- 4.Johnson, Thompson, p. 26; Autobiographical Recollections of Sir John Bowring. With a Brief Memoir by Lewin B. Bowring (London: Henry S. King, 1877) p. 70.Google Scholar
- 5.For the beginnings of the Sierra Leone colony see E. M. Howse, Saints in Politics, The ‘Clapham Sect’ and the Growth of Freedom (Toronto: Univ. of Toronto Press, 1952) pp. 45–57;Google Scholar
- Ellen Gibson Wilson, The Loyal Blacks (New York: G. P. Putnam’s Sons, 1976).Google Scholar
- 16.Thompson to the Bradford Reform Association, 28 June and 3 July 1848, Thompson Papers. For the debates see the British and Foreign Anti-Slavery Reporter throughout 1844, 1845 and 1846. Also, C. Duncan Rice, ‘“Humanity Sold for Sugar!” The British Abolitionist Response to Free Trade in Slave-Grown Sugar’, Historical Journal, vol. xiii, no. 3 (1970) pp. 402–18.CrossRefGoogle Scholar
- 36.[Thompson], A Catechism on the Corn Laws; with a List of Fallacies and the Answers. By a Member of the University of Cambridge (London, 1827). It went through twenty editions.Google Scholar
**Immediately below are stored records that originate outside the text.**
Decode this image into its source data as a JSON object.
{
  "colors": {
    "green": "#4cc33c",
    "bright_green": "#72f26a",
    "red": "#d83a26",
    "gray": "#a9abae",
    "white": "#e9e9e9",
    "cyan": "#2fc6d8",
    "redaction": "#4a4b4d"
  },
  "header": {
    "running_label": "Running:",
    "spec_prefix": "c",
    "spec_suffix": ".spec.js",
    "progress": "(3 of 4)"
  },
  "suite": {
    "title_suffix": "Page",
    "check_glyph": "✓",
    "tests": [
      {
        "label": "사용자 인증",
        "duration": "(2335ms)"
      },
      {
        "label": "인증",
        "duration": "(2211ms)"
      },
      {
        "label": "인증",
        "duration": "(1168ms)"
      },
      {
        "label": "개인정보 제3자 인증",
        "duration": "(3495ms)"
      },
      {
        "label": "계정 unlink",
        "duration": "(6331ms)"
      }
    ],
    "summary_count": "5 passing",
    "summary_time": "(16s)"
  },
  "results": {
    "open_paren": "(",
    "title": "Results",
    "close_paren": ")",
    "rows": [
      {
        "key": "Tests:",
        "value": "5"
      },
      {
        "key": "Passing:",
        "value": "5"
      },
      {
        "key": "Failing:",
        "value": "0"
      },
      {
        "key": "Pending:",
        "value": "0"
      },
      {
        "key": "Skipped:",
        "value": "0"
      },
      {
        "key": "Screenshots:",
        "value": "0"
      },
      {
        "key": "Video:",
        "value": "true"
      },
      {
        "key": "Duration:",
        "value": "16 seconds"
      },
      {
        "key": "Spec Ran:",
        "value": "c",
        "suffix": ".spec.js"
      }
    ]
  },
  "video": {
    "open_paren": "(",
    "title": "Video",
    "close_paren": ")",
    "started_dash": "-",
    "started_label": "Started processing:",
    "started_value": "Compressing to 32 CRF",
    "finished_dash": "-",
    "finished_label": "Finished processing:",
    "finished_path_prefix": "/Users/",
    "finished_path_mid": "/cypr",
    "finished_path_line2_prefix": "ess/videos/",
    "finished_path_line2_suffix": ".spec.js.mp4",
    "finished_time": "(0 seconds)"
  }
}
- 56.W. J. Linton, Threescore and Ten Years 1820 to 1890, Recollections (New York: Charles Scribner’s Sons, 1894) pp. 158–9.Google Scholar